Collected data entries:
·····
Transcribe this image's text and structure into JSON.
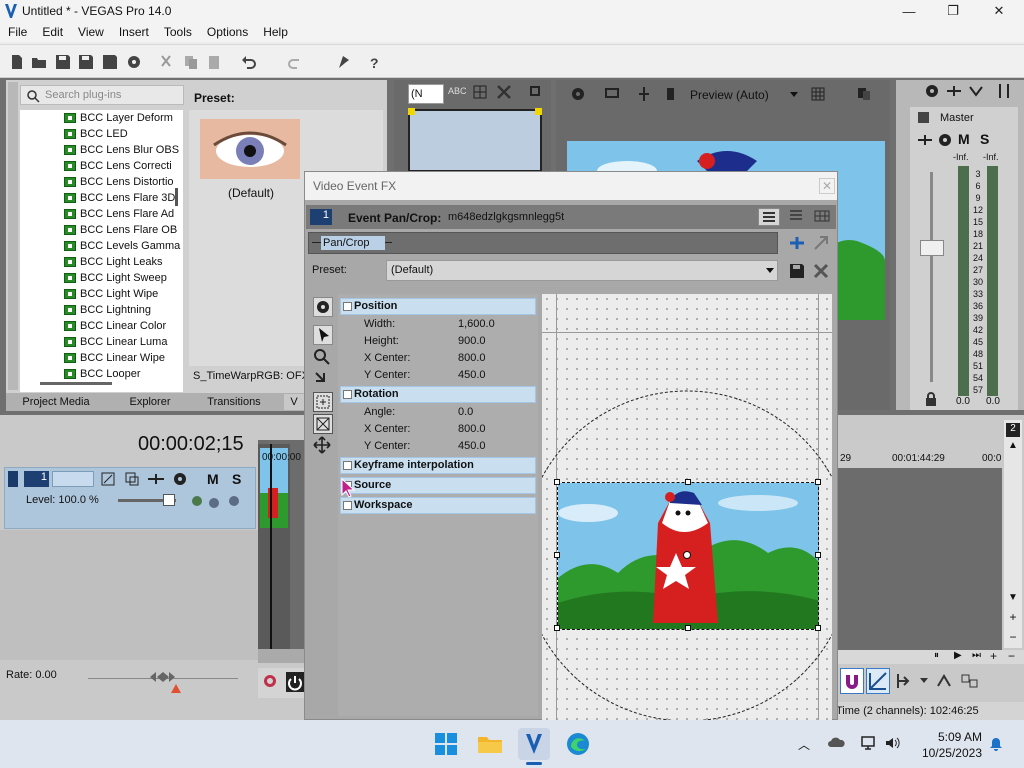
{
  "window": {
    "title": "Untitled * - VEGAS Pro 14.0"
  },
  "menu": [
    "File",
    "Edit",
    "View",
    "Insert",
    "Tools",
    "Options",
    "Help"
  ],
  "plugins": {
    "search_placeholder": "Search plug-ins",
    "preset_label": "Preset:",
    "preset_default": "(Default)",
    "status": "S_TimeWarpRGB: OFX,",
    "items": [
      "BCC Layer Deform",
      "BCC LED",
      "BCC Lens Blur OBS",
      "BCC Lens Correcti",
      "BCC Lens Distortio",
      "BCC Lens Flare 3D",
      "BCC Lens Flare Ad",
      "BCC Lens Flare OB",
      "BCC Levels Gamma",
      "BCC Light Leaks",
      "BCC Light Sweep",
      "BCC Light Wipe",
      "BCC Lightning",
      "BCC Linear Color",
      "BCC Linear Luma",
      "BCC Linear Wipe",
      "BCC Looper"
    ]
  },
  "tabs": [
    "Project Media",
    "Explorer",
    "Transitions",
    "V"
  ],
  "trimmer": {
    "dropdown": "(N"
  },
  "preview": {
    "label": "Preview (Auto)"
  },
  "mixer": {
    "master": "Master",
    "m": "M",
    "s": "S",
    "inf1": "-Inf.",
    "inf2": "-Inf.",
    "scale": [
      "3",
      "6",
      "9",
      "12",
      "15",
      "18",
      "21",
      "24",
      "27",
      "30",
      "33",
      "36",
      "39",
      "42",
      "45",
      "48",
      "51",
      "54",
      "57"
    ],
    "bottom1": "0.0",
    "bottom2": "0.0"
  },
  "timeline": {
    "time": "00:00:02;15",
    "track_num": "1",
    "m": "M",
    "s": "S",
    "level": "Level: 100.0 %",
    "rate": "Rate: 0.00",
    "ruler_start": "00:00:00",
    "ruler_left": "29",
    "ruler_mid": "00:01:44:29",
    "ruler_right": "00:0",
    "status": "Time (2 channels): 102:46:25",
    "pos_marker": "2"
  },
  "dialog": {
    "title": "Video Event FX",
    "num": "1",
    "event_label": "Event Pan/Crop:",
    "event_name": "m648edzlgkgsmnlegg5t",
    "chain": "Pan/Crop",
    "preset_label": "Preset:",
    "preset_value": "(Default)",
    "sections": {
      "position": "Position",
      "rotation": "Rotation",
      "keyframe": "Keyframe interpolation",
      "source": "Source",
      "workspace": "Workspace"
    },
    "position": [
      {
        "k": "Width:",
        "v": "1,600.0"
      },
      {
        "k": "Height:",
        "v": "900.0"
      },
      {
        "k": "X Center:",
        "v": "800.0"
      },
      {
        "k": "Y Center:",
        "v": "450.0"
      }
    ],
    "rotation": [
      {
        "k": "Angle:",
        "v": "0.0"
      },
      {
        "k": "X Center:",
        "v": "800.0"
      },
      {
        "k": "Y Center:",
        "v": "450.0"
      }
    ]
  },
  "taskbar": {
    "time": "5:09 AM",
    "date": "10/25/2023"
  },
  "colors": {
    "accent": "#1a73c9",
    "sky": "#7ec3ea",
    "grass": "#2e9a2e",
    "shirt": "#d62020"
  }
}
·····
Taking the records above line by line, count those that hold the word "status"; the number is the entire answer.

— Output for this task —
2